<<<<

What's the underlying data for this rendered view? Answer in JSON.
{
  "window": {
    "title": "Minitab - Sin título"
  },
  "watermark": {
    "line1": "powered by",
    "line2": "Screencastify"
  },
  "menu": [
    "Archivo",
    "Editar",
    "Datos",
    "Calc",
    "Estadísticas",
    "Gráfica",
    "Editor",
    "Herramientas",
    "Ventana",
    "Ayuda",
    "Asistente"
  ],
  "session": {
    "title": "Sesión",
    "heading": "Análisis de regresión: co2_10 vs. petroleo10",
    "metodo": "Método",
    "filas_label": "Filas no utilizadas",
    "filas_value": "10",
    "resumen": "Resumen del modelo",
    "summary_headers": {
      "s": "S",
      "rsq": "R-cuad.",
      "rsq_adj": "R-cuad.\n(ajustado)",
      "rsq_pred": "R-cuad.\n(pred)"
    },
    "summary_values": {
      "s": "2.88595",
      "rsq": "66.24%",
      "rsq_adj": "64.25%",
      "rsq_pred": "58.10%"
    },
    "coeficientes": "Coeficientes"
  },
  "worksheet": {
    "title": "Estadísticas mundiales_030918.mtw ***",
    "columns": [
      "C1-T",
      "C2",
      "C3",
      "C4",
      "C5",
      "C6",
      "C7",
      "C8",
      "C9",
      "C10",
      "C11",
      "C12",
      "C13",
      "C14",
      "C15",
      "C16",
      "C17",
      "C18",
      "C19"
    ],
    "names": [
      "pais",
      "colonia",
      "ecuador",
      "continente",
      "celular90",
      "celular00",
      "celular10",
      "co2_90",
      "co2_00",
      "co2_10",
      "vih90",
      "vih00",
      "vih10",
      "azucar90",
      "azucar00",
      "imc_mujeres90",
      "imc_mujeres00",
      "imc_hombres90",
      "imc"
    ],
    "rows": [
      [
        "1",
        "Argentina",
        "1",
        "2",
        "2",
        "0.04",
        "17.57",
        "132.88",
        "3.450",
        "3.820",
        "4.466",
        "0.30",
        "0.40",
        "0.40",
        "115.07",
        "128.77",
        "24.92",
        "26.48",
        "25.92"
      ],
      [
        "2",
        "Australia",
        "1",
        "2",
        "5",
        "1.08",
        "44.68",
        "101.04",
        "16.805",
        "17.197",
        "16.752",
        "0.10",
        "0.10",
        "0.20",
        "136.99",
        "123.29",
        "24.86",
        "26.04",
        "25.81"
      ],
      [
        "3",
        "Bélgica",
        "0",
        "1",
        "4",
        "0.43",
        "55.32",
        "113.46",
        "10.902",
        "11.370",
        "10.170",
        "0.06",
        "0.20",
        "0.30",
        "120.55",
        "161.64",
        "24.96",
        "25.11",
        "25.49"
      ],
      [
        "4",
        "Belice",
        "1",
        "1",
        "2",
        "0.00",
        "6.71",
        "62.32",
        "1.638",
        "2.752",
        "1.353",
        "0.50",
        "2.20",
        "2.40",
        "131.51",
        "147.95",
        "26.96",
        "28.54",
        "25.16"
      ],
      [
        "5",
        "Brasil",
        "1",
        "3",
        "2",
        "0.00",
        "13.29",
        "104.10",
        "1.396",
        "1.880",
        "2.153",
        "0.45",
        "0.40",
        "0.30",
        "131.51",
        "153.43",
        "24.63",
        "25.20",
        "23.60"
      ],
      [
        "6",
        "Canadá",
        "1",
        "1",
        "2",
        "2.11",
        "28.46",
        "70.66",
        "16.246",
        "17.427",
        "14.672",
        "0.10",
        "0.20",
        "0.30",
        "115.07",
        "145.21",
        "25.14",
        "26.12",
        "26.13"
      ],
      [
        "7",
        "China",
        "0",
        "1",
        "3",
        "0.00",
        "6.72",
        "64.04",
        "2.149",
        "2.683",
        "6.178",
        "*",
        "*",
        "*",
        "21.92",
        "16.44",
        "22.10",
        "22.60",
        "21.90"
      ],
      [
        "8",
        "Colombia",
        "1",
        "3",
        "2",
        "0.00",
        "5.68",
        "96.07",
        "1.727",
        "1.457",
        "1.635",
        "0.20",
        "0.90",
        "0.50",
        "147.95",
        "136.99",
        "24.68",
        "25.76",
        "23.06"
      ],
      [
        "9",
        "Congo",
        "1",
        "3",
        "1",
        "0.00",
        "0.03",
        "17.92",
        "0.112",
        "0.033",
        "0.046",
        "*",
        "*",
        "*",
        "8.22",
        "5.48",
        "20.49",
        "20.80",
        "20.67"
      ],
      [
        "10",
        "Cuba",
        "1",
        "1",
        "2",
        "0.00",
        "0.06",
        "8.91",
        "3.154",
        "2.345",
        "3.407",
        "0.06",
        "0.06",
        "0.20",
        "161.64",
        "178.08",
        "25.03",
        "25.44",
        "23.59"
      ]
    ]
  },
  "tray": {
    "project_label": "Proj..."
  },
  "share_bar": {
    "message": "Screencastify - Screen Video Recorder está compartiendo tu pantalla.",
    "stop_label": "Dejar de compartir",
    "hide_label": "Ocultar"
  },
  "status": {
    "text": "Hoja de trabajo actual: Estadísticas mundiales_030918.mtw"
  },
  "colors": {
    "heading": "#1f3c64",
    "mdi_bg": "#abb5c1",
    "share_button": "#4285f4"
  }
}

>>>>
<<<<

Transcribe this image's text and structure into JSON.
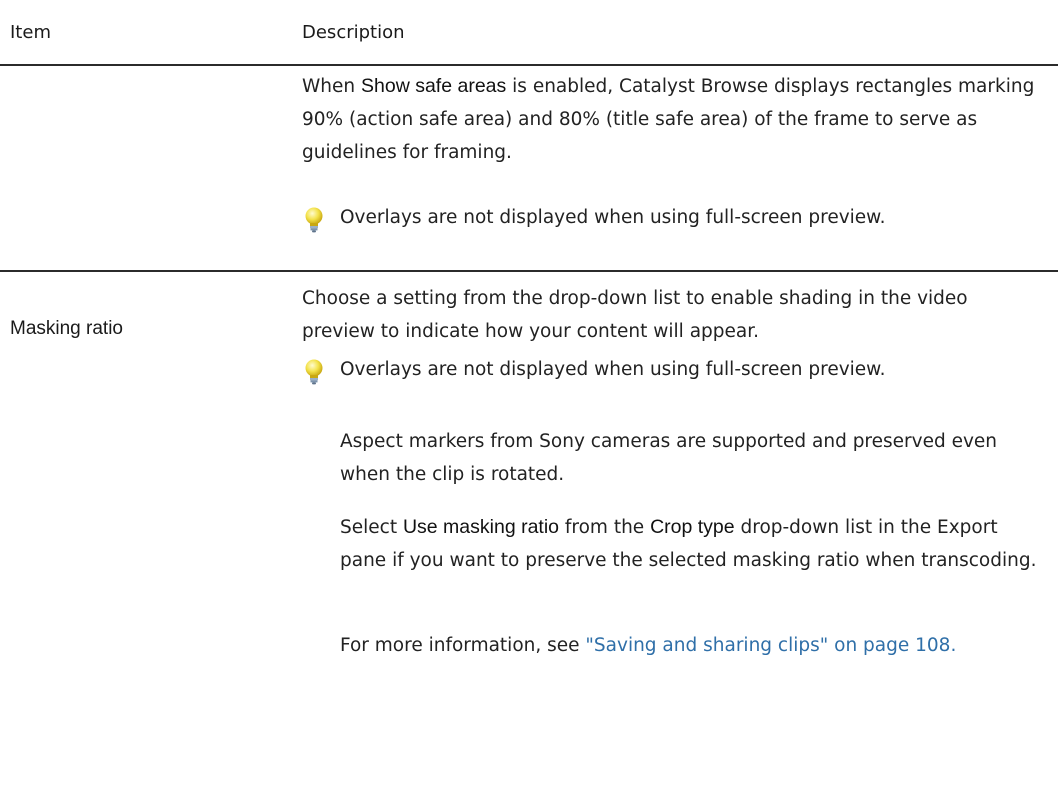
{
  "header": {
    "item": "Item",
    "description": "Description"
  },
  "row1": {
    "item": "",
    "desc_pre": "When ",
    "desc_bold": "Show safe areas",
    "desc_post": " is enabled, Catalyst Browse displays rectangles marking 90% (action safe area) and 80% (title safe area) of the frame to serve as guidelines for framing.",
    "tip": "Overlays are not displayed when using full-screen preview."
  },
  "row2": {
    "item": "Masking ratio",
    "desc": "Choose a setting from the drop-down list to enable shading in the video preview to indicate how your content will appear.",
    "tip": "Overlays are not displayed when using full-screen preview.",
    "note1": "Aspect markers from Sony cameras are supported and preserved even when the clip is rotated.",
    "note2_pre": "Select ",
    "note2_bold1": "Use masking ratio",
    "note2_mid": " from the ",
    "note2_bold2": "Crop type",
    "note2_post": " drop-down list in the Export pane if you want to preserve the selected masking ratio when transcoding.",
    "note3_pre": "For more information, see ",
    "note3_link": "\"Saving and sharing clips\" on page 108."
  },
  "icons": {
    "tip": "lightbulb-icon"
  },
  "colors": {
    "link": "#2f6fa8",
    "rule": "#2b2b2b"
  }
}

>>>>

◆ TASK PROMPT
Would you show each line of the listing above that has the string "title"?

◆ RESPONSE
    "title": "Minitab - Sin título"
    "title": "Sesión",
    "title": "Estadísticas mundiales_030918.mtw ***",
    "desc_post": " is enabled, Catalyst Browse displays rectangles marking 90% (action safe area) and 80% (title safe area) of the frame to serve as guidelines for framing.",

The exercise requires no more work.